Task goal: Check which lines of the entries that follow hold "JSON", then give the number of those lines and nothing more.

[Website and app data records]
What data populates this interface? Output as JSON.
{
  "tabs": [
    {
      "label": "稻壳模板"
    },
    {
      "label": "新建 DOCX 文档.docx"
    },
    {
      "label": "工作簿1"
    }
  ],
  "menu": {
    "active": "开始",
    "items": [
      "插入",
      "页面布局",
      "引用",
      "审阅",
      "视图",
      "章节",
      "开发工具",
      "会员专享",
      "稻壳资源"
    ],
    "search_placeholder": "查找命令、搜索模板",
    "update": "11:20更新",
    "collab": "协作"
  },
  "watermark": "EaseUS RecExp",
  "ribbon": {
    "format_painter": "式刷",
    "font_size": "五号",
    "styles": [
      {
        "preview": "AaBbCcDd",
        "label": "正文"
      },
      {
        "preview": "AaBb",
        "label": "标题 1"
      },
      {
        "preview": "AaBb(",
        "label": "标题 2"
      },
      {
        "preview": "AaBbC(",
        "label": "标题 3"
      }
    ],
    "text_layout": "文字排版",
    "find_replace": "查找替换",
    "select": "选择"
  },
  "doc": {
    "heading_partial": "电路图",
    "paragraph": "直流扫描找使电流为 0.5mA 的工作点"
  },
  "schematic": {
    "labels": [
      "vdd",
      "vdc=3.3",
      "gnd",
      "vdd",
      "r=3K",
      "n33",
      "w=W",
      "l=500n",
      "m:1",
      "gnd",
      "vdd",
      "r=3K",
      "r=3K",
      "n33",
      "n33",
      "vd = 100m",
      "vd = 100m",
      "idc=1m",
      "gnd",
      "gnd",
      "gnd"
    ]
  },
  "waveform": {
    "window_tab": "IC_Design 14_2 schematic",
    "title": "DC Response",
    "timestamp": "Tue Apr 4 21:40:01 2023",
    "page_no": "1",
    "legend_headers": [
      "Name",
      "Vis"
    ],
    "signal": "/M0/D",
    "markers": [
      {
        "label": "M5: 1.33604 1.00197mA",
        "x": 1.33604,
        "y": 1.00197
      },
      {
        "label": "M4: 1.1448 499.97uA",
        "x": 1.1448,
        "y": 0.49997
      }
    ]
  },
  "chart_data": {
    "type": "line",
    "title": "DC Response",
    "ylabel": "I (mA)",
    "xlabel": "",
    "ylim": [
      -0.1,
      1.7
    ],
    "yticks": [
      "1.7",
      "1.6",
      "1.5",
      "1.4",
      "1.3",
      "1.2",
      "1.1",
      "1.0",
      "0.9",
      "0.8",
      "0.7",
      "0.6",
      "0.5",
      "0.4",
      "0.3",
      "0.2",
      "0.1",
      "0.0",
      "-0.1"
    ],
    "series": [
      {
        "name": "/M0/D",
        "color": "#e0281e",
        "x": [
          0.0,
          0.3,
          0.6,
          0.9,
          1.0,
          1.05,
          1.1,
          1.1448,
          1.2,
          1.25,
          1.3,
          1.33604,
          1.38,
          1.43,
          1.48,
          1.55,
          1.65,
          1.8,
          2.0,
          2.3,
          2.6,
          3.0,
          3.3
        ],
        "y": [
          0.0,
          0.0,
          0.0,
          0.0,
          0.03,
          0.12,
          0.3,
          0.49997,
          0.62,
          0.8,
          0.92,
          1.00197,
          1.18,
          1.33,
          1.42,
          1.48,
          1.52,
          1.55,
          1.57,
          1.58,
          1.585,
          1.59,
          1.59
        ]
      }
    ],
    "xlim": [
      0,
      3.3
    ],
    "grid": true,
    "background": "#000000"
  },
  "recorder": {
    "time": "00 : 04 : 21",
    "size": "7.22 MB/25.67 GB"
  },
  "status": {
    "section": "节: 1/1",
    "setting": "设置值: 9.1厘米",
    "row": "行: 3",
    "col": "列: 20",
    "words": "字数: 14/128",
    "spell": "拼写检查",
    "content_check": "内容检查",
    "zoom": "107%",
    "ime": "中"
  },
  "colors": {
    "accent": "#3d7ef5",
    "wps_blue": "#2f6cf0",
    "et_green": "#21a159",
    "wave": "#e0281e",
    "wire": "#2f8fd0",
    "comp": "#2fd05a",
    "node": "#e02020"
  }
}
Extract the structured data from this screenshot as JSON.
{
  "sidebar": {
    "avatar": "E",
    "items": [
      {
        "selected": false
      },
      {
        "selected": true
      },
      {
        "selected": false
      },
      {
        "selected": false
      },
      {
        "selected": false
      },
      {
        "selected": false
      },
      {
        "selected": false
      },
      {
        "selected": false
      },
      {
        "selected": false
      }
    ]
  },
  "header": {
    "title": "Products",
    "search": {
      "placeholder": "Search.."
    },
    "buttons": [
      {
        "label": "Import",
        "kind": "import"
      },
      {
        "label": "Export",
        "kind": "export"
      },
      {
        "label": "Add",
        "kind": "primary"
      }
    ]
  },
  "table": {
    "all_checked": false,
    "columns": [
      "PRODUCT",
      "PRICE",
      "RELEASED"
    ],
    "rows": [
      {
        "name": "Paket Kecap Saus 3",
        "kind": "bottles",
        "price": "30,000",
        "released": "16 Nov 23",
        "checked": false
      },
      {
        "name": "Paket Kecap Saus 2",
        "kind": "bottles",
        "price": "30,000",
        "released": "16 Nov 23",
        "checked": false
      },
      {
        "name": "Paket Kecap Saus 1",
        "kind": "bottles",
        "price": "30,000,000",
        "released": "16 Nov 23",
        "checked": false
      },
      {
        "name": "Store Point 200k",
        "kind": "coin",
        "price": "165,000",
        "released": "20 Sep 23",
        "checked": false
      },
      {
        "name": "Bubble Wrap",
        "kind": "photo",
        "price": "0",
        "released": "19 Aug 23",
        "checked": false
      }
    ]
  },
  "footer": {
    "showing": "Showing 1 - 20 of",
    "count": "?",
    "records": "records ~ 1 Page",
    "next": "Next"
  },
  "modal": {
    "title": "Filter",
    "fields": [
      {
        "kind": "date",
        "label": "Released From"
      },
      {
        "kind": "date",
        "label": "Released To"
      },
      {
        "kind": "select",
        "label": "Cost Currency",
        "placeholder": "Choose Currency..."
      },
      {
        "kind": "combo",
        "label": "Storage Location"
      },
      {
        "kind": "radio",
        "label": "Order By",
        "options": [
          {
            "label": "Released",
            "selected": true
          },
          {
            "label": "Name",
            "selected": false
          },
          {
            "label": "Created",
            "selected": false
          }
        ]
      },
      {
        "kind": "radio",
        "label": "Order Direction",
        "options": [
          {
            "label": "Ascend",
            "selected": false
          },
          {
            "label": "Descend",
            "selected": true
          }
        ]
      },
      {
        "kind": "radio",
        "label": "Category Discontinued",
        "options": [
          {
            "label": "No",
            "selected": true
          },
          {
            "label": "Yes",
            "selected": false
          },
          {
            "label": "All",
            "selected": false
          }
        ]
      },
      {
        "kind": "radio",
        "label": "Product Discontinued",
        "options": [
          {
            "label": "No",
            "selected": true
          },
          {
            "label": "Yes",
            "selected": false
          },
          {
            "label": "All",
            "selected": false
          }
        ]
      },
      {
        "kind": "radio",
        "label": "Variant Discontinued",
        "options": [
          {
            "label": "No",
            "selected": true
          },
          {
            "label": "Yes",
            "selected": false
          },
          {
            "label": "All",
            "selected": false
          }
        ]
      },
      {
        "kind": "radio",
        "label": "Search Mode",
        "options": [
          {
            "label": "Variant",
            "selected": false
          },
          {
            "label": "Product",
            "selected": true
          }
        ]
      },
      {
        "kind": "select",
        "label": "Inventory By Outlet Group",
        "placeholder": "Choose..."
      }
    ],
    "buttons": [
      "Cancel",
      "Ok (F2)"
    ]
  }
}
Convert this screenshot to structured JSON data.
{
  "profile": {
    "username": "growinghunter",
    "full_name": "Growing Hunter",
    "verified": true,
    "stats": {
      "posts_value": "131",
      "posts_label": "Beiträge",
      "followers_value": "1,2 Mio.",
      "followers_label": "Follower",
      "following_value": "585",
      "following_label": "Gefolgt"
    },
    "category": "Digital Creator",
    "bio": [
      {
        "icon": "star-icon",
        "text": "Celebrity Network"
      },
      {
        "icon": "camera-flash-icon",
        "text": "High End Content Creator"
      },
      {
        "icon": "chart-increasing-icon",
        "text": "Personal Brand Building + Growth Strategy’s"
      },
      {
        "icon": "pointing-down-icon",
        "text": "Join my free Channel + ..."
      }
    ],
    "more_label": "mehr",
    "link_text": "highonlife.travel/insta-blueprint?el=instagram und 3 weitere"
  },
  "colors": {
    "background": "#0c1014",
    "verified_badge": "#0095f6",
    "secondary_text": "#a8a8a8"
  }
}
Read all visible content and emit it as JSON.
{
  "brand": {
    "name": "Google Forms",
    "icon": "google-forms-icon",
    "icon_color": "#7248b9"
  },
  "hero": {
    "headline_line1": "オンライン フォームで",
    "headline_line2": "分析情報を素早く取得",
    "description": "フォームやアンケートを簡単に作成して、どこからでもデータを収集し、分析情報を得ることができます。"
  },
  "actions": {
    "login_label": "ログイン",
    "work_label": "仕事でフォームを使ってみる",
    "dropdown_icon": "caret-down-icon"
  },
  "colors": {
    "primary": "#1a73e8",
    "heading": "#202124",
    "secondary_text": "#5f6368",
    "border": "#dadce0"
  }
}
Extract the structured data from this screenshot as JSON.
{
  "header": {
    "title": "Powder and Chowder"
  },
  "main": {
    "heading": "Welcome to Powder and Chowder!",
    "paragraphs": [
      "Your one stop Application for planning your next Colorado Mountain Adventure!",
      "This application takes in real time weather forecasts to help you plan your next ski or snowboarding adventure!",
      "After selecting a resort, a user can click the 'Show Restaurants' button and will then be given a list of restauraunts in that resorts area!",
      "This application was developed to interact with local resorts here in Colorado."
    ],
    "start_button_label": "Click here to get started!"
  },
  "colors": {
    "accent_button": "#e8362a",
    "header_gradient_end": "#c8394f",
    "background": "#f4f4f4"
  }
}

Answer for the task: 5